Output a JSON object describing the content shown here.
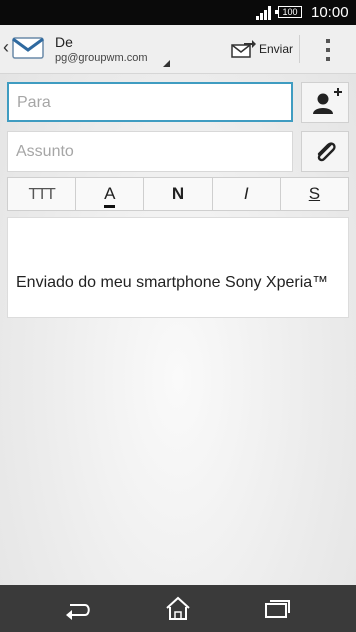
{
  "status": {
    "time": "10:00",
    "battery": "100"
  },
  "header": {
    "from_label": "De",
    "account": "pg@groupwm.com",
    "send_label": "Enviar"
  },
  "to": {
    "placeholder": "Para"
  },
  "subject": {
    "placeholder": "Assunto"
  },
  "format": {
    "size_label": "TTT",
    "color_label": "A",
    "bold_label": "N",
    "italic_label": "I",
    "strike_label": "S"
  },
  "body": {
    "signature": "Enviado do meu smartphone Sony Xperia™"
  },
  "colors": {
    "accent": "#3f9cc1",
    "statusbar": "#0a0a0a",
    "navbar": "#3a3a3a"
  }
}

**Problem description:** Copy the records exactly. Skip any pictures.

**Exercise result:**
Output a JSON object describing the content shown here.
{
  "status": {
    "time": "10:00",
    "battery": "100"
  },
  "header": {
    "from_label": "De",
    "account": "pg@groupwm.com",
    "send_label": "Enviar"
  },
  "to": {
    "placeholder": "Para"
  },
  "subject": {
    "placeholder": "Assunto"
  },
  "format": {
    "size_label": "TTT",
    "color_label": "A",
    "bold_label": "N",
    "italic_label": "I",
    "strike_label": "S"
  },
  "body": {
    "signature": "Enviado do meu smartphone Sony Xperia™"
  },
  "colors": {
    "accent": "#3f9cc1",
    "statusbar": "#0a0a0a",
    "navbar": "#3a3a3a"
  }
}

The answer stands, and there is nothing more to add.